[Provided data]

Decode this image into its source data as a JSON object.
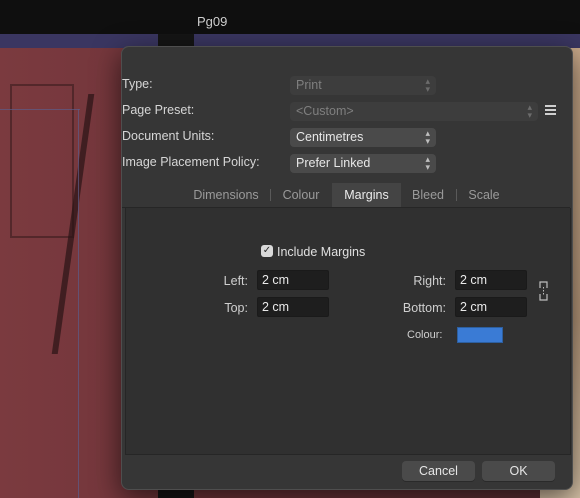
{
  "window": {
    "document_title": "Pg09"
  },
  "dialog": {
    "type": {
      "label": "Type:",
      "value": "Print"
    },
    "page_preset": {
      "label": "Page Preset:",
      "value": "<Custom>"
    },
    "document_units": {
      "label": "Document Units:",
      "value": "Centimetres"
    },
    "image_placement": {
      "label": "Image Placement Policy:",
      "value": "Prefer Linked"
    },
    "tabs": [
      {
        "label": "Dimensions"
      },
      {
        "label": "Colour"
      },
      {
        "label": "Margins"
      },
      {
        "label": "Bleed"
      },
      {
        "label": "Scale"
      }
    ],
    "active_tab": "Margins",
    "margins": {
      "include_label": "Include Margins",
      "include_checked": true,
      "left_label": "Left:",
      "left_value": "2 cm",
      "top_label": "Top:",
      "top_value": "2 cm",
      "right_label": "Right:",
      "right_value": "2 cm",
      "bottom_label": "Bottom:",
      "bottom_value": "2 cm",
      "colour_label": "Colour:",
      "colour_value": "#3a7bd5"
    },
    "buttons": {
      "cancel": "Cancel",
      "ok": "OK"
    }
  },
  "icons": {
    "chevron": "up-down-chevron-icon",
    "menu": "hamburger-menu-icon",
    "link": "link-margins-icon",
    "check": "✓"
  }
}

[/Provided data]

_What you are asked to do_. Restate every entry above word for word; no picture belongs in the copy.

_Solution to this problem_.
Decode this image into its source data as a JSON object.
{
  "window": {
    "document_title": "Pg09"
  },
  "dialog": {
    "type": {
      "label": "Type:",
      "value": "Print"
    },
    "page_preset": {
      "label": "Page Preset:",
      "value": "<Custom>"
    },
    "document_units": {
      "label": "Document Units:",
      "value": "Centimetres"
    },
    "image_placement": {
      "label": "Image Placement Policy:",
      "value": "Prefer Linked"
    },
    "tabs": [
      {
        "label": "Dimensions"
      },
      {
        "label": "Colour"
      },
      {
        "label": "Margins"
      },
      {
        "label": "Bleed"
      },
      {
        "label": "Scale"
      }
    ],
    "active_tab": "Margins",
    "margins": {
      "include_label": "Include Margins",
      "include_checked": true,
      "left_label": "Left:",
      "left_value": "2 cm",
      "top_label": "Top:",
      "top_value": "2 cm",
      "right_label": "Right:",
      "right_value": "2 cm",
      "bottom_label": "Bottom:",
      "bottom_value": "2 cm",
      "colour_label": "Colour:",
      "colour_value": "#3a7bd5"
    },
    "buttons": {
      "cancel": "Cancel",
      "ok": "OK"
    }
  },
  "icons": {
    "chevron": "up-down-chevron-icon",
    "menu": "hamburger-menu-icon",
    "link": "link-margins-icon",
    "check": "✓"
  }
}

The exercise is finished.